FWIW

Mike Sigman

David Yap
07-22-2010, 10:32 PM
David:

My issue with this is not whether or not this person can project energy. This issue is with the people amplifying and reacting in a non-sensible manner to what they might be experiencing.

Marc Abrams

Marc,

Sorry for the late response. I am totally with you on this issue. I don't how Wang sifu feel but I get totally pissed when a uke falls before I even execute a technique. Pissed that I have not realized that I have acquired this "transparent" power :D

Regards

David Y

Marc Abrams
07-23-2010, 07:26 AM
Marc,

Sorry for the late response. I am totally with you on this issue. I don't how Wang sifu feel but I get totally pissed when a uke falls before I even execute a technique. Pissed that I have not realized that I have acquired this "transparent" power :D
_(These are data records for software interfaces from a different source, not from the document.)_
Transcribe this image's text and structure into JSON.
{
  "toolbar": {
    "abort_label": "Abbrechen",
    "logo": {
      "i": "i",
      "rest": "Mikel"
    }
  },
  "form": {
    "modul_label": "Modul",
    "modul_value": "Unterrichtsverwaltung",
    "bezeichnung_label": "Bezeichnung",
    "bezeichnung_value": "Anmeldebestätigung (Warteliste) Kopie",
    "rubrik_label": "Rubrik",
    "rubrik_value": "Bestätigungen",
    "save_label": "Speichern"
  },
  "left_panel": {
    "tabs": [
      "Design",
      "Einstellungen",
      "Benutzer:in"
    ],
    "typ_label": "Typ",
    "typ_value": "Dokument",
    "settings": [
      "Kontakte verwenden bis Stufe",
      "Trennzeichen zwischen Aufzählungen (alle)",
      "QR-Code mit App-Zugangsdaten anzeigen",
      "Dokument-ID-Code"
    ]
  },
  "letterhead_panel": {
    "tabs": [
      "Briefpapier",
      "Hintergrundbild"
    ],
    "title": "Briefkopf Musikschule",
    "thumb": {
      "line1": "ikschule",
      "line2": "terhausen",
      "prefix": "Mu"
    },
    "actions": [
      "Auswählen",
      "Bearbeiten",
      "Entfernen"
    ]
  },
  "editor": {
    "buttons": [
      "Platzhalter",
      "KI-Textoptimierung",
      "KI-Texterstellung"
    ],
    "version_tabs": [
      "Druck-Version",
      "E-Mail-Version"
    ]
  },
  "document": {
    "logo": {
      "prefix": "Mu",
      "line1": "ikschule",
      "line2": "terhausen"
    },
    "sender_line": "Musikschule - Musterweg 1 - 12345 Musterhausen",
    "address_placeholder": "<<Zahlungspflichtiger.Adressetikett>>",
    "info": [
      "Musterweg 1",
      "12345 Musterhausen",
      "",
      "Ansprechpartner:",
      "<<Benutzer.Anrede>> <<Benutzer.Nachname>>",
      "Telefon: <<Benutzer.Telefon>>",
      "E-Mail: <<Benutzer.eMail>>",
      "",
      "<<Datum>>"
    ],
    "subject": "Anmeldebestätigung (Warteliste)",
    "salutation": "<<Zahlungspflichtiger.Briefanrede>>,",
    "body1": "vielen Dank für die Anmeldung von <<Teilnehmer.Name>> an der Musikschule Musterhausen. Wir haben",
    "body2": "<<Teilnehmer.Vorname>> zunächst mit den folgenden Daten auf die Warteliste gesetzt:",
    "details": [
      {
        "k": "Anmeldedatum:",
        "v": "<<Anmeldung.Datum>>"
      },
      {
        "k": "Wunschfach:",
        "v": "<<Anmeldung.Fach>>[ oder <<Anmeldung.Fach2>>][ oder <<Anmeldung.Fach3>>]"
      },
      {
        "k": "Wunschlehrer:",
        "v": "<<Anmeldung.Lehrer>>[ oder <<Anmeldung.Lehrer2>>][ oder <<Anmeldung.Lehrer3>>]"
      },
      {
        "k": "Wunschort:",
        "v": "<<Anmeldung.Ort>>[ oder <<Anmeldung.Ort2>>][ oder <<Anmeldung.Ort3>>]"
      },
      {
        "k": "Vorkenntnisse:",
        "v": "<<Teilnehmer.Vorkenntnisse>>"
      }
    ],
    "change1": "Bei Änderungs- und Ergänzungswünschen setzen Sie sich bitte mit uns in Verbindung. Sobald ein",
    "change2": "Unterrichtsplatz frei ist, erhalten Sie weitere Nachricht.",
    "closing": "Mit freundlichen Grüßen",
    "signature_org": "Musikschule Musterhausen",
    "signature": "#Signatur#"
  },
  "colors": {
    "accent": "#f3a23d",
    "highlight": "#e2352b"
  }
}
Regards

David Y

David:

I am with you on that brother! It is both sad and encouraging to see that Aikido is not the only art that has trouble balancing between collusive practice (that borders on cult-like behavior) and cooperative practice that push each partner to their limits.

I find that I am constantly reminding and encouraging my students to stop "helping me" look good and actually try and make what I do fail. It is easy to slip into those collusive patterns. Of course when that happens, our "transparent" powers are just marvelous :D !

Marc Abrams

Rabih Shanshiry
07-23-2010, 08:39 AM
I have to agree with Buck that queries as to his own specific experience for other posters to be able to place his remarks in some sort of elusive "context" is off-topic to this particular thread. I haven't read any of Buck's statements or remarks on this thread as necessarily relating to or depending upon Buck's individual ability to manifest any particular physical skill or demonstrate aiki. He's commented on Wang's students' credulity, asked some questions about what goes into students' acceptance of a teacher's demonstration, and offered some sources relating to Daoism and Chinese culture.

I might take a different position if Buck was posting about some demonstration of physical skill and critiquing it. But he's not on this thread. It's a general topic, not about whether Buck has a particular skill or training experience.

+1

Especially in light of a pretty solid mea culpa from him in post #29.